“The most senior pilots, obviously, are the ones with the higher salaries,” he said. “I will defend the airlines on that a little bit — all of the airlines — because they didn’t know what was going to happen. This wasn’t an economic slowdown. This was an economic stop for the airlines. Future bookings just absolutely stopped.”

Hadden said airlines were unaware of how quickly the return to travel would happen.

He also noted a staggering statistic: 50% of airline pilots working currently are expected to retire in the next 10 years.

“There are peak years for different airlines,” Hadden said. “For instance, Delta peaks in 2022, their highest number.
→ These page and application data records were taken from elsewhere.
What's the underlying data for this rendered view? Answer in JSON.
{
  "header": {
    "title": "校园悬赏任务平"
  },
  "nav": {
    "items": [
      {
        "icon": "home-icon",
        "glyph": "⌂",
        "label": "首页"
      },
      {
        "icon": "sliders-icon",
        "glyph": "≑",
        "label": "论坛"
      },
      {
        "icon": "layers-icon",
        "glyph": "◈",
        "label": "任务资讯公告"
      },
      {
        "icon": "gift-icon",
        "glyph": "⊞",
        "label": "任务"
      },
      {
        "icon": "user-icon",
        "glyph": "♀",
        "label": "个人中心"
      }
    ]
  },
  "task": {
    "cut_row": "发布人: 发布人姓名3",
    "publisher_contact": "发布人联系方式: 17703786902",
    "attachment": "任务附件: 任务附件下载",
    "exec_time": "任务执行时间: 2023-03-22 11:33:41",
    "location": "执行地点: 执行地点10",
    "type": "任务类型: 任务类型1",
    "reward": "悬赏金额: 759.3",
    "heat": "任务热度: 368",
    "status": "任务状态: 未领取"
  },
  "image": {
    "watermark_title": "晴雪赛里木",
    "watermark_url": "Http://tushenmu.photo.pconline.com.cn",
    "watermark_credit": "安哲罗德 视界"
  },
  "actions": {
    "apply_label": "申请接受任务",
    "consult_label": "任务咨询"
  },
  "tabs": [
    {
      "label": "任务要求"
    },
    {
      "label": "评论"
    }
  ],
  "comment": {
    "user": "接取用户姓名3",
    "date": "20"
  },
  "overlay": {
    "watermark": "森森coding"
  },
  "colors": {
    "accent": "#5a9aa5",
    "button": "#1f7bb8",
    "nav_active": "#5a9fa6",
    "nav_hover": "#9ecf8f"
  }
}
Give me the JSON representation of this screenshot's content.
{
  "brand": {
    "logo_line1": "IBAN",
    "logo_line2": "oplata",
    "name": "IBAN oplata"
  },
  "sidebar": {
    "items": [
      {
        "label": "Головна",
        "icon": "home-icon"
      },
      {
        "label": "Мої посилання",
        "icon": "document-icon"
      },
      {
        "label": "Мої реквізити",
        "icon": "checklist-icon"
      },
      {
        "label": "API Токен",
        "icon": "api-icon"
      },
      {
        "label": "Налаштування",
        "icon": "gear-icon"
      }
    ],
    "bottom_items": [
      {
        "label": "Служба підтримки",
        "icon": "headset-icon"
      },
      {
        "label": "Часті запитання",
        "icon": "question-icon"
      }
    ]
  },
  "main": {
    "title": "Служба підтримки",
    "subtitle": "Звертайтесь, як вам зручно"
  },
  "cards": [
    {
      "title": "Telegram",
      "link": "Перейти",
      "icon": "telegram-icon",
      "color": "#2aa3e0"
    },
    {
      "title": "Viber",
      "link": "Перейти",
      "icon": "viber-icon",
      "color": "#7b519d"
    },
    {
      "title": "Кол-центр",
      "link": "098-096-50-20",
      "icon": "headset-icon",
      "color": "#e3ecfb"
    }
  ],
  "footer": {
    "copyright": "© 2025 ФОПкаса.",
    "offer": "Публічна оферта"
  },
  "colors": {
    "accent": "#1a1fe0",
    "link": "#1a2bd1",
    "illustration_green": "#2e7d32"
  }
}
American peaks in 2023. A year that I think could be a year to watch, a bad year, is 2026. United and Southwest both have peak retirements that year, but they’re also in good shape because they’ve both been proactive at bringing pilots through the training pipeline.”

Hadden said he is hopeful that there will be significant recovery in the industry by the end of 2023 or the middle of 2024.

But in the meantime, manufacturers, the Federal Aviation Administration (FAA) and airlines are studying the option of having one pilot in the cockpit, instead of two.

“Pilots don’t want it, obviously. The unions don’t want it,” Hadden said. “My personal opinion is it’s going to happen, but it’s not going to happen until it’s safe, and we’re nowhere close to it being safe yet. Automation and technology have to increase incredible levels.”

Neeleman said that consideration of one pilot is a technological possibility, but something that is likely a ways away.

“This industry has belt and suspenders always, and so having the technology to let planes fly themselves, but also having not just one, but two pilots in the cockpit,” he said. “But you may see the day one day where you have someone on the ground and someone in the plane, and they’re both monitoring the flight.”